_What to work on_
For the listing below, show each line that includes the string "chevron".

_Material provided_
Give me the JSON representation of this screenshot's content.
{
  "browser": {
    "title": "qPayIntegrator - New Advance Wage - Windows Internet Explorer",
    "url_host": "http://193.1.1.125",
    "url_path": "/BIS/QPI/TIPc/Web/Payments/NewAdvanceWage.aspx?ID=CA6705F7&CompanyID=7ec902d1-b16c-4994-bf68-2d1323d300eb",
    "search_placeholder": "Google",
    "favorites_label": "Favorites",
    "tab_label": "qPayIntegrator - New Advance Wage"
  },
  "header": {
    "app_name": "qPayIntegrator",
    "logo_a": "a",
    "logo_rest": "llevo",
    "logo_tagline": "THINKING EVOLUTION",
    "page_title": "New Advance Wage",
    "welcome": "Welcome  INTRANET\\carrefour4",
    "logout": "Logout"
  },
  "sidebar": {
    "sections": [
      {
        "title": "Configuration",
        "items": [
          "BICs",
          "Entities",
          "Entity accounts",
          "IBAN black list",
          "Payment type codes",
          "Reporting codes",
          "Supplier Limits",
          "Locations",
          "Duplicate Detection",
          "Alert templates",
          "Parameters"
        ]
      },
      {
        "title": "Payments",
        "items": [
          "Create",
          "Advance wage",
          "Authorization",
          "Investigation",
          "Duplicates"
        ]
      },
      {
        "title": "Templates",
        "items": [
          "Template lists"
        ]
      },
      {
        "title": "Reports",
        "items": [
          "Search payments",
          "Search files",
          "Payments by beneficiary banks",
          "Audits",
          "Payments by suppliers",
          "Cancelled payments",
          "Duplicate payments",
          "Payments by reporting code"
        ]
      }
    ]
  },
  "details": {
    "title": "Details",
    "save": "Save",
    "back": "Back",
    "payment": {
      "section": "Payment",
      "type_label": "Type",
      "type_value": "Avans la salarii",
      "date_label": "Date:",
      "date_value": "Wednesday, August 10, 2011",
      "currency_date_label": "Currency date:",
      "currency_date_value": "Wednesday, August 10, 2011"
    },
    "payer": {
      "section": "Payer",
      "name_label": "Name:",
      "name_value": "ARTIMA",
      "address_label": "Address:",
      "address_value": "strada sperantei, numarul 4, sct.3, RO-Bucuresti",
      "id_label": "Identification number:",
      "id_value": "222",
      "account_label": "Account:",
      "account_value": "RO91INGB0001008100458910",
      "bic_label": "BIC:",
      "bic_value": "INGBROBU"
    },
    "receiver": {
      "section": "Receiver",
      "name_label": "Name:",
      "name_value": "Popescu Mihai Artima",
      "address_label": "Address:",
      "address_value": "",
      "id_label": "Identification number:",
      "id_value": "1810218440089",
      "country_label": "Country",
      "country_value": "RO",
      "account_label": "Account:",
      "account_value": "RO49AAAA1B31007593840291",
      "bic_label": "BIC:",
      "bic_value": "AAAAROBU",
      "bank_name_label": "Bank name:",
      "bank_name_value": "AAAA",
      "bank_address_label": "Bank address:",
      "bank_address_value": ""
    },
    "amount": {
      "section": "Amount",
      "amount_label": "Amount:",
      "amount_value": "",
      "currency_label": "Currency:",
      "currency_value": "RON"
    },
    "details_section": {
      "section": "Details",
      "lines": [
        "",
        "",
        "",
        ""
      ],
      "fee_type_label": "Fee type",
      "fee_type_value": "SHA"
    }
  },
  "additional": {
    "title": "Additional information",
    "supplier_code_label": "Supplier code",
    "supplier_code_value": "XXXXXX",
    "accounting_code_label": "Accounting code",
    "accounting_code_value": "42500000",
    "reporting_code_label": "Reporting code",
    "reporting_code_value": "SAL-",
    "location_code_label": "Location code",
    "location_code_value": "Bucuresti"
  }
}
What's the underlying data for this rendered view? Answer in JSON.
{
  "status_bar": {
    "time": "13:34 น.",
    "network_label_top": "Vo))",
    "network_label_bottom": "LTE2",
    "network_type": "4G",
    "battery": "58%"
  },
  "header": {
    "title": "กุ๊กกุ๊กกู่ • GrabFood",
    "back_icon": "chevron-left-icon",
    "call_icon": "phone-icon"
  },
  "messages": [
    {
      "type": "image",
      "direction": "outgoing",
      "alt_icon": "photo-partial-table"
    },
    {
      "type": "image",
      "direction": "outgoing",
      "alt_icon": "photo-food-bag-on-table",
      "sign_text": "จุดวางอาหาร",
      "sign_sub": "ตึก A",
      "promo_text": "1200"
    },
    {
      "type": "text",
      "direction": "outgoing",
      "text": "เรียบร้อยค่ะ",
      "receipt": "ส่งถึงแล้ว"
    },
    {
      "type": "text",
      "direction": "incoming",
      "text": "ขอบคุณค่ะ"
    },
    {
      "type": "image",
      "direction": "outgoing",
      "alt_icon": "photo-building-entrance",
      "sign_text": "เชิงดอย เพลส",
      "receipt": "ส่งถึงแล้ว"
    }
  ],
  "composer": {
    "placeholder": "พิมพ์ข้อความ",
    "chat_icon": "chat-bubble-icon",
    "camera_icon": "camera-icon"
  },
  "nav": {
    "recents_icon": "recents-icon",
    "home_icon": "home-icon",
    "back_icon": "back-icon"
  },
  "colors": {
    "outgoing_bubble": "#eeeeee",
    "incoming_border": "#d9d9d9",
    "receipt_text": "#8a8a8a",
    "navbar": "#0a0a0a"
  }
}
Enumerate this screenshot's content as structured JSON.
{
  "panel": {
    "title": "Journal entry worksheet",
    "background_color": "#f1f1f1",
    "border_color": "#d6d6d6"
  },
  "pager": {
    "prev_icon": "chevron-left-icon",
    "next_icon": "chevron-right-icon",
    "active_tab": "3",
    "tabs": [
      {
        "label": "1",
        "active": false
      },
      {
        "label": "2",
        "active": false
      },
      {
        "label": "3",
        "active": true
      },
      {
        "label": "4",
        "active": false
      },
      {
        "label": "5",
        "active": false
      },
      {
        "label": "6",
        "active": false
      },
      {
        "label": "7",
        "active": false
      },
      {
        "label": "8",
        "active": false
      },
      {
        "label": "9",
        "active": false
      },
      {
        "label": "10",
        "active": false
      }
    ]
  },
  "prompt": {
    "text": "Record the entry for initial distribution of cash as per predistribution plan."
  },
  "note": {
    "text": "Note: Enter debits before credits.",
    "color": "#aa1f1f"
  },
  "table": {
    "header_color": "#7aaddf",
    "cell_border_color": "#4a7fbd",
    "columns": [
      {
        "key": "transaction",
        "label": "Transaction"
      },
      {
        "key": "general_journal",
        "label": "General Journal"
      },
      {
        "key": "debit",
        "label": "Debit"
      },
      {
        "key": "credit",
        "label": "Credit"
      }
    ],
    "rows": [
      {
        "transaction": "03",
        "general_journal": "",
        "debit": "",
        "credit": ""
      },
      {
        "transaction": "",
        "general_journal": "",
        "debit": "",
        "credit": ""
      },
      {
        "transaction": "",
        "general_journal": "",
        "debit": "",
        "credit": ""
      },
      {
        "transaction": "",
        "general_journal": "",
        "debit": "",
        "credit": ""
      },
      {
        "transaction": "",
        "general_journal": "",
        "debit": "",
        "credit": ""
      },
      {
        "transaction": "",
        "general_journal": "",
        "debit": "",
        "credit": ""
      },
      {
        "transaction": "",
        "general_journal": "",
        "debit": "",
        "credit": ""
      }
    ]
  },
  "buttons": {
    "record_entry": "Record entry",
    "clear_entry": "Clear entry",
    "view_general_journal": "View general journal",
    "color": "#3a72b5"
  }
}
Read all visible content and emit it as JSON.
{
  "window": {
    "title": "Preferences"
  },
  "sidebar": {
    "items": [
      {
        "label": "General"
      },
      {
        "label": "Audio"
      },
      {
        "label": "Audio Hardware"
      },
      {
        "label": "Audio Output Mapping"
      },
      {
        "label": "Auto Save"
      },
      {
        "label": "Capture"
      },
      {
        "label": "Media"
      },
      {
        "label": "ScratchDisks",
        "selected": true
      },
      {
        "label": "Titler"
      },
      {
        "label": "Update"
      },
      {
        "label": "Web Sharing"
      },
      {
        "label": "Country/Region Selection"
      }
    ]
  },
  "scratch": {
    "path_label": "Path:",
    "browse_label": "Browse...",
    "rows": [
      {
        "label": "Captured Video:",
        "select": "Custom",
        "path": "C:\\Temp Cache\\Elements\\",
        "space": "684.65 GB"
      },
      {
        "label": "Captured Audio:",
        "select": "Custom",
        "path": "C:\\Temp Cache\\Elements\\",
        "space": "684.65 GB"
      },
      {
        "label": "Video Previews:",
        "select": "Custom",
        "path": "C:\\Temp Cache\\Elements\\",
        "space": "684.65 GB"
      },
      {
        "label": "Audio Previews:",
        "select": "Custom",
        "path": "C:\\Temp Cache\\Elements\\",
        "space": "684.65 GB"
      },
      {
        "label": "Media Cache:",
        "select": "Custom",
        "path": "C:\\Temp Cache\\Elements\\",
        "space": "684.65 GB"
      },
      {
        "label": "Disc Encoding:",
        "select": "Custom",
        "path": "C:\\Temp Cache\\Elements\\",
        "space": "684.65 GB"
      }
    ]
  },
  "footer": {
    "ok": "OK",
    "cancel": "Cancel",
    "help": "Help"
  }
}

_Solved problem_
    "back_icon": "chevron-left-icon",
    "prev_icon": "chevron-left-icon",
    "next_icon": "chevron-right-icon",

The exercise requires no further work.